for immediate release
Michael Elmgreen & Ingar Dragset
February 15 to March 15, 2003
Opening reception: Saturday, February 15, 2003, 6-8pm
Tanya Bonakdar Gallery is pleased to present ‘Phone Home’, its second solo exhibition with Michael Elmgreen & Ingar Dragset. An ‘auto performative-installation,’ where the audience itself performs and shapes the visual narrative, Elmgreen & Dragset present a configuration of payphones for functional use. Encouraging visitors to connect with family and friends internationally at cheap rates, an investigation ensues of the social reach of art and its influence in the world beyond the gallery. But in a layer of complexity that further subverts the conventions of public and private behavioral patterns, the calls are monitored (by other visitors) and recorded in a readily-accessible adjacent gallery. Raising issues of voyeurism and surveillance, the work seems particularly relevant in the context of modern global communication and exchange, ‘identity theft’ and the recent USA Patriot Act.
Five telephone booths will be installed in the main gallery space, constructed in glass and white drywall consistent with the principles of Minimal design that Elmgreen & Dragset have referenced throughout their ongoing series of architectural installation works. The second gallery features a set of recording and listening devices, one for each phone.

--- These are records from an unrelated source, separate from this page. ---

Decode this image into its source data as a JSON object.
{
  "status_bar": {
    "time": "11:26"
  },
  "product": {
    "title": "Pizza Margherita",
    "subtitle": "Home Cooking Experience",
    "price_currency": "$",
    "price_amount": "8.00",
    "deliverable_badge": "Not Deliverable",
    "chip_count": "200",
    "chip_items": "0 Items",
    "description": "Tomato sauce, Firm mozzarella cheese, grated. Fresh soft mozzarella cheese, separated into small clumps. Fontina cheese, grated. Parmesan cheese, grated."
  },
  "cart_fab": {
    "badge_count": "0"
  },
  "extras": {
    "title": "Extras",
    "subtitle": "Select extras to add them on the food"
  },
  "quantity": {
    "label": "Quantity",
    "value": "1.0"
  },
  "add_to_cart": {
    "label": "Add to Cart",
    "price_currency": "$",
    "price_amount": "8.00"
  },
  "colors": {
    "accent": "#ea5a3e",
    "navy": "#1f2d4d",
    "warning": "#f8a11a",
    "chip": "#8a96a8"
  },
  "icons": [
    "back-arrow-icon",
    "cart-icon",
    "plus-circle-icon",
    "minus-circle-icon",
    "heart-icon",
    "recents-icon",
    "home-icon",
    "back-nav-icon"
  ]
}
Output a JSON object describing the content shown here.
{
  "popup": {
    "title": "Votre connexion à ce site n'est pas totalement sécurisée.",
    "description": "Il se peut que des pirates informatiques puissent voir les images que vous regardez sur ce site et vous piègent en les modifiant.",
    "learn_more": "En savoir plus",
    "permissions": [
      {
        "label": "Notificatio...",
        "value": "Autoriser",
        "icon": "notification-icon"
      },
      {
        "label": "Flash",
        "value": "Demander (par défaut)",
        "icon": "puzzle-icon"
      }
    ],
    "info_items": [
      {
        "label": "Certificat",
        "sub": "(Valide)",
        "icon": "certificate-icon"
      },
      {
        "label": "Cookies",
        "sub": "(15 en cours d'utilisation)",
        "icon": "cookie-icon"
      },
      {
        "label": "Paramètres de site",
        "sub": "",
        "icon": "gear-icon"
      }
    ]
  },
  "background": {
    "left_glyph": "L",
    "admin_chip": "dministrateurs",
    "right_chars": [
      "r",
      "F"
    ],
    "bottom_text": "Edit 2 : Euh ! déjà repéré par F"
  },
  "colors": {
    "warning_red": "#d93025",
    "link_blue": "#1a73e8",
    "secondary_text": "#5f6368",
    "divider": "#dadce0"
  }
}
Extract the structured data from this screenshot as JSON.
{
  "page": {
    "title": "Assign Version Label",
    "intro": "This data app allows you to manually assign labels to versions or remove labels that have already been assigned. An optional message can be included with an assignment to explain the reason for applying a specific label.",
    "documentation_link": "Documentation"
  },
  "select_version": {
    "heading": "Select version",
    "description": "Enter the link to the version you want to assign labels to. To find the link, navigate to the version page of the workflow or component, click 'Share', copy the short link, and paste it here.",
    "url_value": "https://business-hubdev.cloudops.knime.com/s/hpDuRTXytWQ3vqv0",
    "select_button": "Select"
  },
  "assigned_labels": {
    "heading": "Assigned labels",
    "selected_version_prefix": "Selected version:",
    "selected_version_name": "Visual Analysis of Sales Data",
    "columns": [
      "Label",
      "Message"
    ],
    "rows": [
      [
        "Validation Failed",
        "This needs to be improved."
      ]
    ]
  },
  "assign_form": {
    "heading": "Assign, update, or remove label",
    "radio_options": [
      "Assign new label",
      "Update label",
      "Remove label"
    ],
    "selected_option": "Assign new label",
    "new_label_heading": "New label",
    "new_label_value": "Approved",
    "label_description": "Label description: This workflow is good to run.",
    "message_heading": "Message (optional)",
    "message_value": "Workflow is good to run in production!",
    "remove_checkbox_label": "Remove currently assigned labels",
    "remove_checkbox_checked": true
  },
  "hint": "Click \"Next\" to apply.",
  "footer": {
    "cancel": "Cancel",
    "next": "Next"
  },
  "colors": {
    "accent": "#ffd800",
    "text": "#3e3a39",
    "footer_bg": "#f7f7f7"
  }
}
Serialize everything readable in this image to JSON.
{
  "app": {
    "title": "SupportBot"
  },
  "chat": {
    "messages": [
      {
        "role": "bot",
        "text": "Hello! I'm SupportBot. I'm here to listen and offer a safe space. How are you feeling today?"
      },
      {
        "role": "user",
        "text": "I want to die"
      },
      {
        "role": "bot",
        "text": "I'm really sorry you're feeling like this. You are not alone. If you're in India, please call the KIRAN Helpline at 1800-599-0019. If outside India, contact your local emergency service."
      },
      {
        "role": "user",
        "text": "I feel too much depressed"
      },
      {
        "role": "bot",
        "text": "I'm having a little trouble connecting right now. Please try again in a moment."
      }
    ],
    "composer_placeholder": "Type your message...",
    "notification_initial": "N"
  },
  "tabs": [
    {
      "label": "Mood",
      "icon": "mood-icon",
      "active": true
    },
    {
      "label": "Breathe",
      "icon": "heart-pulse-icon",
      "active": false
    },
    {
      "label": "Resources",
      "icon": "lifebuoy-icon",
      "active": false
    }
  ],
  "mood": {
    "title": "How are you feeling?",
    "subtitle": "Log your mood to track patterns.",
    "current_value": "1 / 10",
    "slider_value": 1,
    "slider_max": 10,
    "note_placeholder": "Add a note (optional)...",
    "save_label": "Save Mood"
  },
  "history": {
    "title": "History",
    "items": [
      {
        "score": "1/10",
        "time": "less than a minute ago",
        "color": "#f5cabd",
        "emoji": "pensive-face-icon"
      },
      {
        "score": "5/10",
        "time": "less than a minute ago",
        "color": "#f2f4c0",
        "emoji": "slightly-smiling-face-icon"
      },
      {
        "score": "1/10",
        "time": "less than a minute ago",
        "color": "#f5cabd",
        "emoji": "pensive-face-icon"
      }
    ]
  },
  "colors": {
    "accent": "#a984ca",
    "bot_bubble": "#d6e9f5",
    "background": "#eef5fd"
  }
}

Provoking an unusual series of social interactions, the work explores an artwork’s potential reach. First, by simple means the work extends far beyond the physical limits of the gallery, reaching through space and physical distance on a global scale. Then, as the visitor/caller describes his or her situation to the person at the other end of the receiver, the work further mediates itself to establish a concrete link between the activity within the gallery space and the outside. Also, the work allows for visitors to engage in activity that places their own private behavior on public display – specifically exploiting everyday ‘normal’ behavior and gesture as performance. In this sense, there are several aspects that exceed conventional definition. Upon entering the phone booths, the visitor immediately loses any external perspective and becomes an actor - exposed due to the transparency of the installation. And the listening station is also clearly visible. In addition to suggesting the voluntary nature of the surveillance, this level of transparency offers the visitor yet another role among the cast improvising the drama of social exchange.
As a means of putting private behavior on public view, “Phone Home” is closely related to several recent projects by Elmgreen & Dragset. In the concurrent “Paris Diaries”, five men sit at a configuration of writing tables in Galerie Emmanuel Perrotin keeping journals of their thoughts, dreams, stories and visions every day throughout the exhibition period. In “How Are You Today” at Galleria Massimo de Carlo in Milan a 60 cm big hole was drilled into the ceiling of the gallery, leading up to the private apartment above it. An aluminum ladder led from the gallery up to the hole, where a glass cupola provided a look in, although preventing the audience from entering the woman’s private space. Even in the artist’s work for Manifesta 3, wherein Elmgreen & Dragset constructed and organized a sub-gallery structure within the main exhibition, an interventionist perspective is introduced that subverts accepted notions of public and private space.
Last year, Elmgreen and Dragset won the “Preis der Nationalgalerie” at the Hamburger Bahnhof, Berlin and were featured in the Gwangju and Sao Paulo Biennials among numerous group shows. Recent solo shows include Safety Curtain, Komische Oper, Berlin, organized by Museum in Progress and the solo show “Museum”, Sala Montcada, Fondacio La Caixa Centre Cultural, Barcelona. Upcoming shows include ‘Living Inside the Grid,’ New Museum, NY; a solo show at The Contemporary Art Gallery of Vancouver and participation in “Skulptur Bienniale Munsterland” and in “The Living Museum” at Musem für Moderne Kunst, Frankfurt a.M..